;;;;;;;;;;;;;;;;;;;;;;    
; Dynamic Extensions ;    
;;;;;;;;;;;;;;;;;;;;;;    
[CustomExt]    
extension=php_custom_ext.dll

Verify that the extension can be loaded

Once you’ve edited and saved php.ini, you may need to restart the HTTP server in order to pick up the new module. After the server is restarted, browse to the phpinfo.php web page. If you do not already have a phpinfo.php page, create one using the following text, and save it to one of your virtual directories:

<?php    
phpinfo();    
?>

Now browse to http://localhost/virtualpath/phpinfo.php, and look for the Additional Modules section. Your new extension should now be seen in the listing. If your extension is not listed, you may need to resave php.ini and restart the server. Also, make sure that the php.ini file that your server is using is the same ini file that you just edited. On most servers, php.ini is located in the PHP 5 installation directory, but your server may be different. To make certain, look at the information at the top of the page for the Loaded Configuration File entry, which shows the full path to the ini file PHP is currently using.

Write a test page

Copy the following code to testext.php (or download it ) , save it under one of your web server’s virtual directories.

<?php    
$value = 14;    
$result = DoubleUp($value);    
print "Calling DoubleUp($value) returned $result";    
?>

You can now browse to http://localhost/virtualpath/testext.php.

Debugging the extension

In order to debug the extension you need to attach the debugger to the running instance of the web server process. For IIS, this is w3wp.exe. For the Sambar server, this is sambar70\bin\server.exe. On the Project Properties dialog, under Configuration Properties > Debugging , set the following values:

  • Command to the full path to the server executable
  • Attach to “Yes”
  • Debugger Type to “Native Only”

Stop you web server and make certain that you have copied the latest version of the extension DLL and the .pdb files to the \ext directory, then restart the web server. Set a breakpoint in the DoubleUp method and execute Debug > Start Debugging. You may get a message that the web server executable was not built with debugging information. Ignore this warning and click Yes to continue debugging.

Open a web browser and browse to your test page that calls the DoubleUp method. Your breakpoint should be hit. Step through the code, and be sure to use Debug > Continue (F5) so that the web server doesn’t hang.

To stop debugging, go to Debug > Detach All or stop the web server.

Where to from here?

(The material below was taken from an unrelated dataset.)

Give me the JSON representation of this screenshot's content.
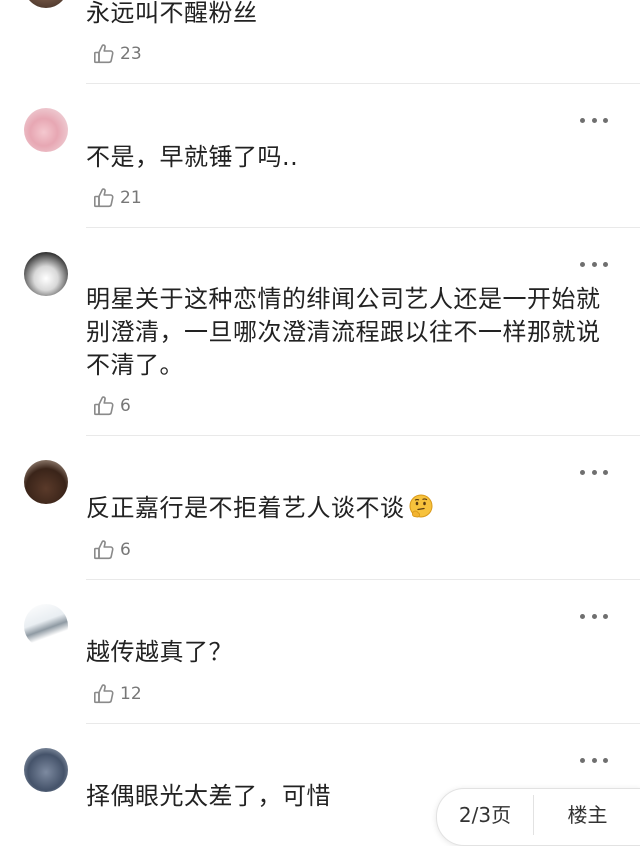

The Zend API section of the PHP documentation provides a wealth of detailed information on the macros and functions available for extension development. And now that you’ve got your own extension up and running, you can finally make use of it! Some areas to explore are enabling your extension to accept configuration parameters from php.ini, and creating methods that accept multiple parameters, and/or optional parameters.